■ **Records supplied**:
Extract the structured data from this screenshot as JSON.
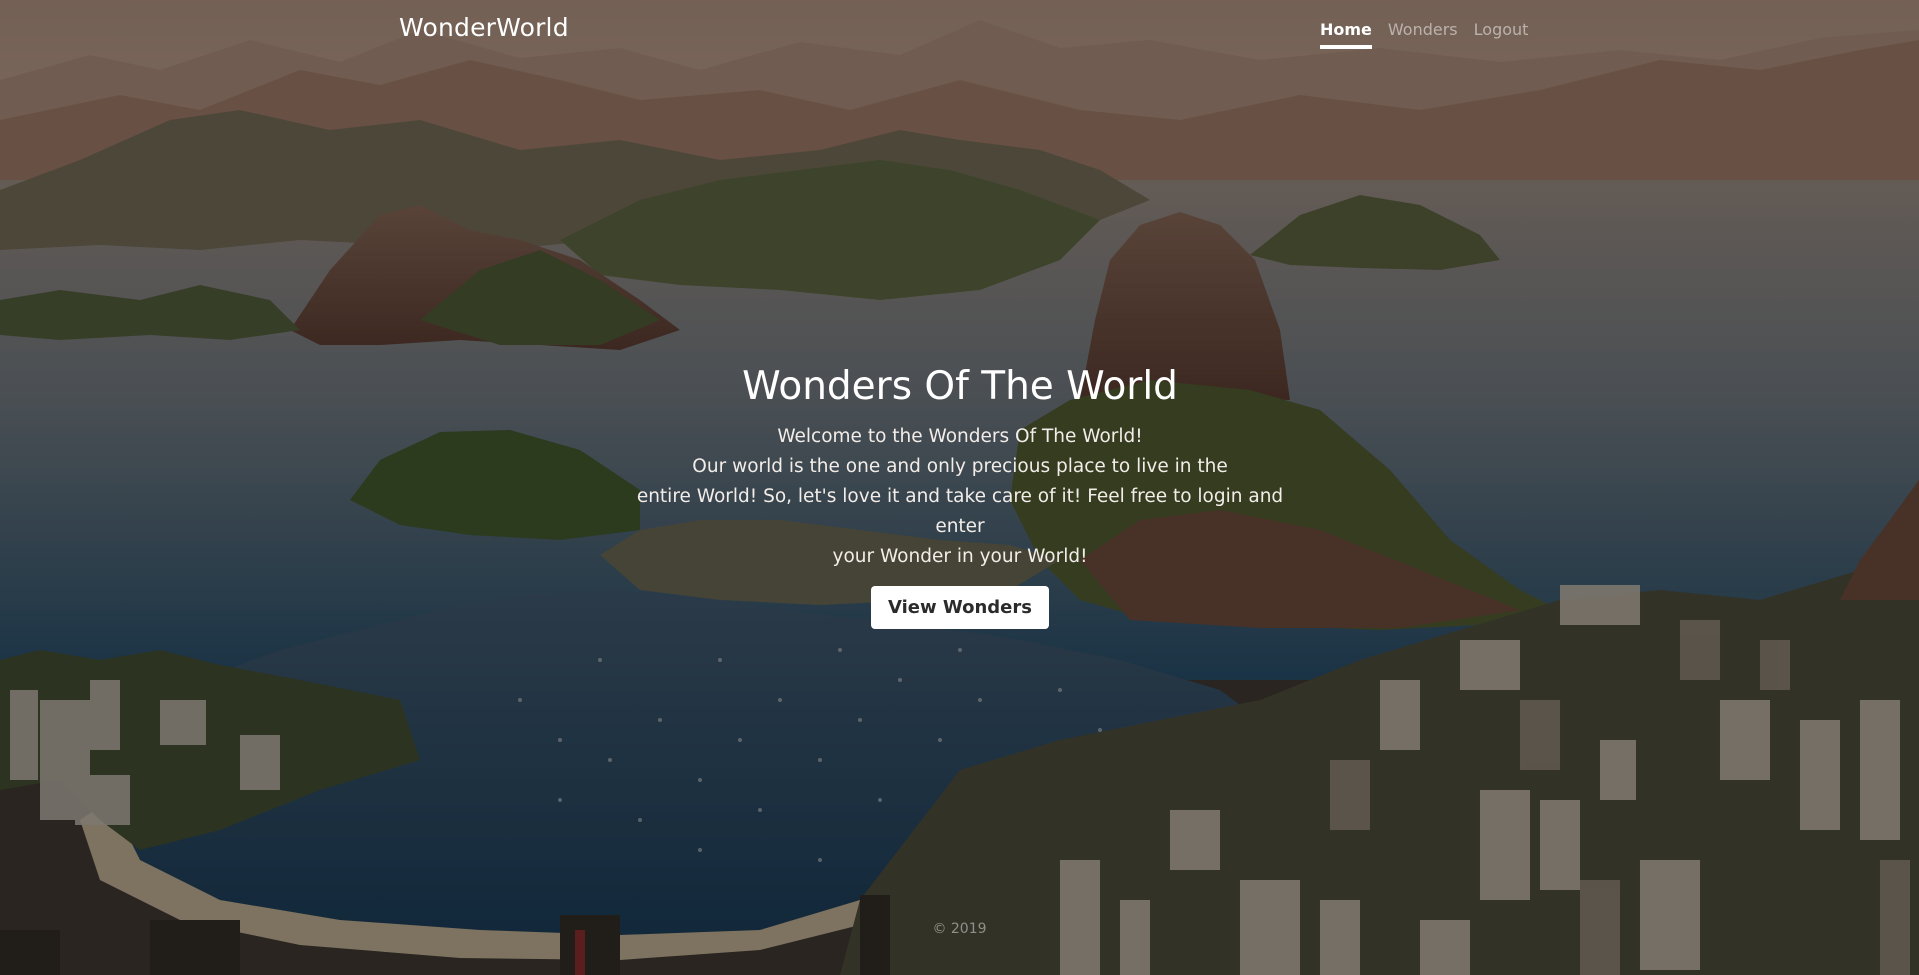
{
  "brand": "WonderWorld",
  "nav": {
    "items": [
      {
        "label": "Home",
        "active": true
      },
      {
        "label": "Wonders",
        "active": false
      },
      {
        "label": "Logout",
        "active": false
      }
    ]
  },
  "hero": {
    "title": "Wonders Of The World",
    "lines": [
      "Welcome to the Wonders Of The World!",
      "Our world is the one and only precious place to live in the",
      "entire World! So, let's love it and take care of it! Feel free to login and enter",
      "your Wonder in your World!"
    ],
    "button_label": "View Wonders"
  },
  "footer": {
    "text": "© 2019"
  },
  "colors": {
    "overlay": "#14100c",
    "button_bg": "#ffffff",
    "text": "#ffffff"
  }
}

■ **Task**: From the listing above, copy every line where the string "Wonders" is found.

■ **Answer to the problem**:
        "label": "Wonders",
    "title": "Wonders Of The World",
      "Welcome to the Wonders Of The World!",
    "button_label": "View Wonders"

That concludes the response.